I can not STAND Radhika - she has been a lazy and petulant child all season, her statement only confirmed it for me.

And just before I hit post I read St. Tiger Lily's comment. You are so right my dear!

The Yummy Mummy said...

I should challenge her to some kind of death match cook-off. Or mud wrestling.

Yeah, mud wrestling...

ntsc said...

My wife can break up a chicken in about four minutes, slowing down for the camera.

Calling her a housewife cook, could be detrimental to Radhika's health.

melissa said...

Kim, your lecture in the second comment there was awesome.

And I also loved Elise's comment - too funny.

After my last post, you know how much I agree with you here. I'm tired of feeling badly about myself for using ingredients deemed "unworthy." Jeez.

The Yummy Mummy said...

Melissa -

Actually, what you said in your post was much better than what I did here. And anyone reading this should click on your link and read every word of it.

There really is a whole cult of what you should or shouldn't cook, what ingredients and equipment you should or shouldn't use. It is easy to get caught up in that, to be ashamed of using canned tomatoes instead of fresh or frozen vegetables instead of stopping your life and running to the farmers market for fresh peas.

And there are people who look down on you for it. I've bought that line of thinking. I thought buying it would make me a better cook. It's bullshit.

What makes me a better cook is that I cook. Plain and simple.

You Melissa, are the real thing, and I love you and your blog. You go, sister!


Anne Stesney said...

When it turned out I was going to work and Fred was gonna mind the kid, my husband who only owned one pot became the weekday family chef. He was insecure about it but took it on nonetheless. Yes, I inwardly cringed a bit when he tore out Campbell's recipes.
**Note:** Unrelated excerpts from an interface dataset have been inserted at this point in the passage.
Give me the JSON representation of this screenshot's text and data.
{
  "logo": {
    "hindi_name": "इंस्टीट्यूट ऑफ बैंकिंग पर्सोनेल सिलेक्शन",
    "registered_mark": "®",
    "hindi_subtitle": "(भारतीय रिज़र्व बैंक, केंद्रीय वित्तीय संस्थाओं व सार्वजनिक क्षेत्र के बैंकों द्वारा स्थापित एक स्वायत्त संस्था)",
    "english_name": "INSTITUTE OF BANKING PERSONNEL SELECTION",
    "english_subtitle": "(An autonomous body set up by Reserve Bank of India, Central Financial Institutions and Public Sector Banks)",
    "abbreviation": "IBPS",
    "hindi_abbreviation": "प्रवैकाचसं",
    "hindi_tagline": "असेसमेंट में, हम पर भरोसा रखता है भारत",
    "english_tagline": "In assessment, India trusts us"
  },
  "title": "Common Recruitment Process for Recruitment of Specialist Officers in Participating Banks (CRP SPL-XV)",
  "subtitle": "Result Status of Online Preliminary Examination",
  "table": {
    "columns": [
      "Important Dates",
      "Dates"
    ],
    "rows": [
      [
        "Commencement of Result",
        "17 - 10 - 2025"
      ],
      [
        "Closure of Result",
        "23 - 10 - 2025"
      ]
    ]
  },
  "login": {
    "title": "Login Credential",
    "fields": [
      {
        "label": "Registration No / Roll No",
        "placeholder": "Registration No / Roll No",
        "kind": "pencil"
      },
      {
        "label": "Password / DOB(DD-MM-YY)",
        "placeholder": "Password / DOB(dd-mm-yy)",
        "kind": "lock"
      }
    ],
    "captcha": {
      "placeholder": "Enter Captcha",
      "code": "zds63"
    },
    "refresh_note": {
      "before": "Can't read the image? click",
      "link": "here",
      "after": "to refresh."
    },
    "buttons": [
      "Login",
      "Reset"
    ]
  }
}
But I was NOT going to discourage him by mocking his decisions and besides, I love a good Campbells casserole.

Now it's been a year and for the first time, he's making dinner without a recipe. Spinach and red pepper quesadillas with queso fresco. I'm so proud and so glad I didn't take a condescending attitude towards his earlier choices. Prepackaged goods were his training wheels. Now he has the confidence to cook without them. I think the food will get better and better. But I still pray for the Cheesy Ham thing he made with Cream of Mushroom soup. That shit killed.

Rebecca (Foodie With Family) said...

I went all ninja around the living room when Radhika said that. I have five sons, I used to work prep in a restaurant kitchen. I work harder now than I ever did and dang if I don't turn out fresh (mostly) fabulous food three meals and two snacks and elevensies every single day.

And when you said 'in charge of the palates of tomorrow' you weren't kidding. My now-11-year-old requested homemade o nigiri and edamame for his 8th birthday party. And he meant it.

Besides, Radhika had a weird 'children of the corn' kind of vibe that freaked me out before she made her hausfrau faux pas.